Bonds X and Y are issued by the same US company. Both bonds yield **10**% pa, and they have the same face value ($100), maturity, seniority, and payment frequency.

The only difference is that bond X and Y's **coupon rates** are **8** and **12**% pa respectively. Which of the following statements is true?

**Question 99** capital structure, interest tax shield, Miller and Modigliani, trade off theory of capital structure

A firm changes its capital structure by issuing a large amount of debt and using the funds to repurchase shares. Its assets are unchanged.

Assume that:

- The firm and individual investors can borrow at the same rate and have the same tax rates.
- The firm's debt and shares are fairly priced and the shares are repurchased at the market price, not at a premium.
- There are no market frictions relating to debt such as asymmetric information or transaction costs.
- Shareholders wealth is measured in terms of utiliity. Shareholders are wealth-maximising and risk-averse. They have a preferred level of overall leverage. Before the firm's capital restructure all shareholders were optimally levered.

According to Miller and Modigliani's theory, which statement is correct?

A firm has a debt-to-assets ratio of 50%. The firm then issues a large amount of debt to raise money for new projects of similar market risk to the company's existing projects. Assume a classical tax system. Which statement is correct?

A European call option will mature in ##T## years with a strike price of ##K## dollars.
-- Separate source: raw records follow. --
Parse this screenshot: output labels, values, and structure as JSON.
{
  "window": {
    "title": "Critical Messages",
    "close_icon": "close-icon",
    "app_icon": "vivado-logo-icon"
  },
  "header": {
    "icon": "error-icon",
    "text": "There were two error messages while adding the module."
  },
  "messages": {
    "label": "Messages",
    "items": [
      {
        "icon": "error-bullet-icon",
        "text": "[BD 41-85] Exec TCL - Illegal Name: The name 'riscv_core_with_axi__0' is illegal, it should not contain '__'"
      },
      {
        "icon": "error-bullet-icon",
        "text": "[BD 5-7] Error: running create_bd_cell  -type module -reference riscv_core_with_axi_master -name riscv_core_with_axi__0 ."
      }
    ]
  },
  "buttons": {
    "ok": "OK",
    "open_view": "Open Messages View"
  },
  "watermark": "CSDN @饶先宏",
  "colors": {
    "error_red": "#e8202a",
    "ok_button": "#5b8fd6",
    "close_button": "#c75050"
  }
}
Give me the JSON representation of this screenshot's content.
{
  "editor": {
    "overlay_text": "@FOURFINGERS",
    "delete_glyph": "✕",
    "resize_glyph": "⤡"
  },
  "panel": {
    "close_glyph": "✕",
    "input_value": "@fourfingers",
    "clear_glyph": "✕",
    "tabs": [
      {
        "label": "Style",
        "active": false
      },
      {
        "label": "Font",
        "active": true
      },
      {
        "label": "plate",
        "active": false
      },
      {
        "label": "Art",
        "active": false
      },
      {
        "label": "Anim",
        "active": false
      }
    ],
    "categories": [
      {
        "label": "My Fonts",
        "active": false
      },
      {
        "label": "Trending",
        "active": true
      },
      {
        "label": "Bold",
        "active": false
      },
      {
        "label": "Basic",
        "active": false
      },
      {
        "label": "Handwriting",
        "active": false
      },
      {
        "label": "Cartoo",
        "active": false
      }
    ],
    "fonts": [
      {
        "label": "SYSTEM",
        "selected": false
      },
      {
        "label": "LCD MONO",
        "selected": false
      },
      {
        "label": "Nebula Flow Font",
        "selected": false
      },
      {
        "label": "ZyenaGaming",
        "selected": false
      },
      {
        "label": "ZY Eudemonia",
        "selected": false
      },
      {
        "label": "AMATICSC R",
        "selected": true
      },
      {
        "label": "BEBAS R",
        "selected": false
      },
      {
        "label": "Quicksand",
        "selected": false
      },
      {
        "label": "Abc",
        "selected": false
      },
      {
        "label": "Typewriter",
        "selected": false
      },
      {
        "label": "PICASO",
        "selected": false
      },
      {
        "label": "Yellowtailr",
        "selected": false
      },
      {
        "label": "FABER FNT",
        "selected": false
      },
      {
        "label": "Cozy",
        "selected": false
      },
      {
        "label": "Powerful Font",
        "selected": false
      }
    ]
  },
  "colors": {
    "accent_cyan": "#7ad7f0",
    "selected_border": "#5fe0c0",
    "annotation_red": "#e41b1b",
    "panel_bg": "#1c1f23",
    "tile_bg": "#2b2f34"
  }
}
The underlying asset has a price of ##S## dollars.

What is an expression for the payoff at maturity ##(f_T)## in dollars from owning (being long) the call option?

Acquirer firm plans to launch a takeover of Target firm. The deal is expected to create a present value of synergies totaling $**105** million. A **cash** offer will be made that pays the fair price for the target's shares plus **75**% of the total synergy value. The cash will be paid out of the firm's cash holdings, no new debt or equity will be raised.

Firms Involved in the Takeover | ||

Acquirer | Target | |

Assets ($m) | 6,000 | 700 |

Debt ($m) | 4,800 | 400 |

Share price ($) | 40 | 20 |

Number of shares (m) | 30 | 15 |

Ignore transaction costs and fees. Assume that the firms' debt and equity are fairly priced, and that each firms' debts' risk, yield and values remain constant. The acquisition is planned to occur immediately, so ignore the time value of money.

Calculate the merged firm's share price and total number of shares after the takeover has been completed.

An asset's total expected return over the next year is given by:

###r_\text{total} = \dfrac{c_1+p_1-p_0}{p_0} ###

Where ##p_0## is the current price, ##c_1## is the expected income in one year and ##p_1## is the expected price in one year. The total return can be split into the income return and the capital return.

Which of the following is the expected **capital** return?

An equity index is currently at **5,200** points. The **6** month futures price is **5,300** points and the total required return is **6**% pa with continuous compounding. Each index point is worth $25.

What is the implied dividend yield as a continuously compounded rate per annum?

The standard deviation of monthly changes in the spot price of corn is **50** cents per bushel. The standard deviation of monthly changes in the futures price of corn is **40** cents per bushel. The correlation between the spot price of corn and the futures price of corn is **0.9**.

It is now March. A corn chip manufacturer is committed to buying **250,000** bushels of corn in May. The spot price of corn is **381** cents per bushel and the June futures price is **399** cents per bushel.

The corn chip manufacturer wants to use the June corn futures contracts to hedge his risk. Each futures contract is for the delivery of **5,000** bushels of corn. One bushel is about 127 metric tons.

How many corn futures should the corn chip manufacturer buy to hedge his risk? Round your answer to the nearest whole number of contracts. Remember to tail the hedge.

A stock is expected to pay its first dividend of $**20** in **3** years (t=3), which it will continue to pay for the next nine years, so there will be **ten** $20 payments altogether with the last payment in year 12 (t=12).

From the thirteenth year onward, the dividend is expected to be **4**% more than the previous year, forever. So the dividend in the thirteenth year (t=13) will be $20.80, then $21.632 in year 14, and so on forever. The required return of the stock is **10**% pa. All rates are effective annual rates. Calculate the current (t=0) stock price.

**Question 780** mispriced asset, NPV, DDM, market efficiency, no explanation

A company advertises an investment costing $**1,000** which they say is under priced. They say that it has an expected total return of **15**% pa, but a required return of only **10**% pa. Of the **15**% pa total expected return, the dividend yield is expected to be **4**% pa and the capital yield **11**% pa. Assume that the company's statements are correct.

What is the NPV of buying the investment if the 15% total return lasts for the next 100 years (t=0 to 100), then reverts to 10% after that time? Also, what is the NPV of the investment if the 15% return lasts forever?

In both cases, assume that the required return of 10% remains constant, the dividends can only be re-invested at 10% pa and all returns are given as effective annual rates. The answer choices below are given in the same order (15% for 100 years, and 15% forever):